After successfully raising the six Red Comet chicks to laying age and twenty eight Buckeye chicks through the first twelve weeks this year, we thought it was going to be smooth sailing. But no, things never go quite as planned…..
As the Buckeye’s were moving into week 13, they abruptly started picking the feathers off of each other’s back and eating them. Within two days, some of them were beginning to show bare backs where all the feathers had been picked away. Naturally, we were anxious about this behavior (a form of cannibalism) and wanted to get it stopped ASAP.
After posting on the Backyard Chickens forum (Buckeye Breed thread), I learned that there are typically three things that can lead to this type of behavior in chicks, and we were guilty of letting all three things become a factor:
- Protein Deficiency – Since the Buckeyes have game bird in their background, I’d been very careful to use 29% protein turkey or game bird starter (both contained both plant and animal protein) for the first twelve weeks. But in the last trip to the feed store, they’d run out of turkey or game bird starter, and had either 24% protein organic or 19% protein non-organic (read containing animal protein) grower. I opted for the higher protein organic since we’d always fed the Red Comets organically and I thought it was just the higher protein the Buckeyes needed.
- Overcrowding – In addition to abruptly changing the Buckeyes to an organic diet, their quarters were getting tighter and tighter as they got bigger (they’re being raised in a 10’ x 10’ barn stall). There was really no good reason not to let them free range as they were certainly old enough, but I was being overprotective because a hawk got one of the Red Comets.

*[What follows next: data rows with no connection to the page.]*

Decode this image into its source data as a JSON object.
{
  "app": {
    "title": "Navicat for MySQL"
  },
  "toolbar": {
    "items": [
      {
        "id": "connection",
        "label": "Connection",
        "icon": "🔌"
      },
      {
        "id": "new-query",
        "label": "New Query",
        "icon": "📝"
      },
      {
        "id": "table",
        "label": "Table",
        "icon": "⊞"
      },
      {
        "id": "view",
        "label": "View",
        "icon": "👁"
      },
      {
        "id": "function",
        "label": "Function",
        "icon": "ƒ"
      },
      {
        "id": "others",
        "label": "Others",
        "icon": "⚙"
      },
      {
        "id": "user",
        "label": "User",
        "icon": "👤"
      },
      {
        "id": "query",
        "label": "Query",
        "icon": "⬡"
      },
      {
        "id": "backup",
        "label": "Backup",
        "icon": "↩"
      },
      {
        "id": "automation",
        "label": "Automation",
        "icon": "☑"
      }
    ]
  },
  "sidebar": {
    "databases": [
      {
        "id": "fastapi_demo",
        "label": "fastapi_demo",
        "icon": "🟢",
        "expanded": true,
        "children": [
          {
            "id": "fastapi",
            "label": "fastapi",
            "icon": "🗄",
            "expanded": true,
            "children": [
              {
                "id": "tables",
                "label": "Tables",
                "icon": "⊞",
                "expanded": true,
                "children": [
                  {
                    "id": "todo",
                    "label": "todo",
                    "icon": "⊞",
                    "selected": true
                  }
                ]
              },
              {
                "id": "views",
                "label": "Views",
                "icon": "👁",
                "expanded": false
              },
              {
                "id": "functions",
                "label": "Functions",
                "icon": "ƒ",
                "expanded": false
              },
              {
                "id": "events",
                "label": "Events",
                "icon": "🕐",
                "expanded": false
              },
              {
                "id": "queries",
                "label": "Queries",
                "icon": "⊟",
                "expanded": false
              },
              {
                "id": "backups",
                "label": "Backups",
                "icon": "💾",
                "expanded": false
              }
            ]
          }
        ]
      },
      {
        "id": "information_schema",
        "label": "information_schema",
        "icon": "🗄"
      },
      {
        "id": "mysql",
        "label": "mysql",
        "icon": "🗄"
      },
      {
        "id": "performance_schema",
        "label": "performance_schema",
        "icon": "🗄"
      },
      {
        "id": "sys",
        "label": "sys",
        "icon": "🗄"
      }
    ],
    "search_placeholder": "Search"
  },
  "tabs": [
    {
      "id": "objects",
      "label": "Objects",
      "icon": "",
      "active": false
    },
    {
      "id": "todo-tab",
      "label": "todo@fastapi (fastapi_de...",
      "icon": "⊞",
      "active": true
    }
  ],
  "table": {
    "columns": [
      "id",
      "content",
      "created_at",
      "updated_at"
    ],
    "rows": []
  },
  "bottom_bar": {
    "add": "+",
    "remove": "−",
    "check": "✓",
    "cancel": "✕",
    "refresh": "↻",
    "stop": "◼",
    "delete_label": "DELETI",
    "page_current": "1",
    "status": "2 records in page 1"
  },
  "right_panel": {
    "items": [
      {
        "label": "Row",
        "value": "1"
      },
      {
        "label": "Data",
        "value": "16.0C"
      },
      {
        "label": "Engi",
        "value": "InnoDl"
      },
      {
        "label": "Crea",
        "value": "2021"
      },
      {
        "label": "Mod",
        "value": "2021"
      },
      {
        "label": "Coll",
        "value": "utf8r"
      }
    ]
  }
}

- Boredom – We’d not been giving them much to keep them occupied in their stall – like scratch, corn cobs, branches to play on, etc.
Fortunately, I only bought one bag of the organic feed, and we started supplementing that with cat food (chickens generally love cat food and it usually contains relatively high levels of animal protein) as soon as we saw the behavior change. The next day it was back to the feed store for the 19% animal protein grower, the chickens started free ranging, and scratch/corn cobs/branches suddenly appeared in their stall.
Within two days of making changes to combat the feather picking, the behavior completely stopped. They’re back to healthy, happy birds; and the missing feathers are all growing back. Based on the experience, it appears that at 12 weeks, the 19% protein is high enough for the Buckeyes, but they need some animal protein in their feed. The whole ordeal just reinforced that with animals it’s always important to pay attention, it’s never a good idea to make sudden changes, and smooth sailing is a temporary condition.